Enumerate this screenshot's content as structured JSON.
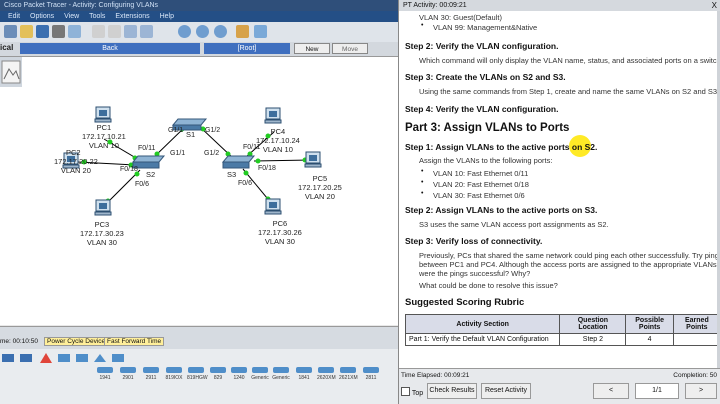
{
  "pt": {
    "title": "Cisco Packet Tracer - Activity: Configuring VLANs",
    "menu": [
      "Edit",
      "Options",
      "View",
      "Tools",
      "Extensions",
      "Help"
    ],
    "nav": {
      "logical": "ical",
      "back": "Back",
      "root": "[Root]",
      "new_cluster": "New Cluster",
      "move_object": "Move Object"
    },
    "status": {
      "time": "me: 00:10:50",
      "power_cycle": "Power Cycle Devices",
      "fast_forward": "Fast Forward Time"
    },
    "devices": [
      "1941",
      "2901",
      "2911",
      "819IOX",
      "819HGW",
      "829",
      "1240",
      "Generic",
      "Generic",
      "1841",
      "2620XM",
      "2621XM",
      "2811"
    ],
    "topology": {
      "pc1": {
        "name": "PC1",
        "ip": "172.17.10.21",
        "vlan": "VLAN 10"
      },
      "pc2": {
        "name": "PC2",
        "ip": "172.17.20.22",
        "vlan": "VLAN 20"
      },
      "pc3": {
        "name": "PC3",
        "ip": "172.17.30.23",
        "vlan": "VLAN 30"
      },
      "pc4": {
        "name": "PC4",
        "ip": "172.17.10.24",
        "vlan": "VLAN 10"
      },
      "pc5": {
        "name": "PC5",
        "ip": "172.17.20.25",
        "vlan": "VLAN 20"
      },
      "pc6": {
        "name": "PC6",
        "ip": "172.17.30.26",
        "vlan": "VLAN 30"
      },
      "s1": "S1",
      "s2": "S2",
      "s3": "S3",
      "ports": {
        "s1_left": "G1/1",
        "s1_right": "G1/2",
        "s2_up": "G1/1",
        "s2_f011": "F0/11",
        "s2_f018": "F0/18",
        "s2_f06": "F0/6",
        "s3_up": "G1/2",
        "s3_f011": "F0/11",
        "s3_f018": "F0/18",
        "s3_f06": "F0/6"
      }
    }
  },
  "activity": {
    "title": "PT Activity: 00:09:21",
    "close": "X",
    "lines": {
      "vlan30": "VLAN 30: Guest(Default)",
      "vlan99": "VLAN 99: Management&Native",
      "s2_h": "Step 2:  Verify the VLAN configuration.",
      "s2_p": "Which command will only display the VLAN name, status, and associated ports on a switch?",
      "s3_h": "Step 3:  Create the VLANs on S2 and S3.",
      "s3_p": "Using the same commands from Step 1, create and name the same VLANs on S2 and S3.",
      "s4_h": "Step 4:  Verify the VLAN configuration.",
      "part3": "Part 3:  Assign VLANs to Ports",
      "p3s1_h": "Step 1:  Assign VLANs to the active ports on S2.",
      "p3s1_p": "Assign the VLANs to the following ports:",
      "b1": "VLAN 10: Fast Ethernet 0/11",
      "b2": "VLAN 20: Fast Ethernet 0/18",
      "b3": "VLAN 30: Fast Ethernet 0/6",
      "p3s2_h": "Step 2:  Assign VLANs to the active ports on S3.",
      "p3s2_p": "S3 uses the same VLAN access port assignments as S2.",
      "p3s3_h": "Step 3:  Verify loss of connectivity.",
      "p3s3_p1": "Previously, PCs that shared the same network could ping each other successfully. Try pinging",
      "p3s3_p2": "between PC1 and PC4. Although the access ports are assigned to the appropriate VLANs,",
      "p3s3_p3": "were the pings successful? Why?",
      "p3s3_p4": "What could be done to resolve this issue?",
      "rubric": "Suggested Scoring Rubric"
    },
    "table": {
      "headers": [
        "Activity Section",
        "Question Location",
        "Possible Points",
        "Earned Points"
      ],
      "row": [
        "Part 1: Verify the Default VLAN Configuration",
        "Step 2",
        "4",
        ""
      ]
    },
    "footer": {
      "elapsed": "Time Elapsed: 00:09:21",
      "completion": "Completion: 50",
      "top": "Top",
      "check": "Check Results",
      "reset": "Reset Activity",
      "prev": "<",
      "page": "1/1",
      "next": ">"
    }
  }
}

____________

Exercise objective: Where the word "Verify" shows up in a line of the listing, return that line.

Output of the exercise:
      "s2_h": "Step 2:  Verify the VLAN configuration.",
      "s4_h": "Step 4:  Verify the VLAN configuration.",
      "p3s3_h": "Step 3:  Verify loss of connectivity.",
        "Part 1: Verify the Default VLAN Configuration",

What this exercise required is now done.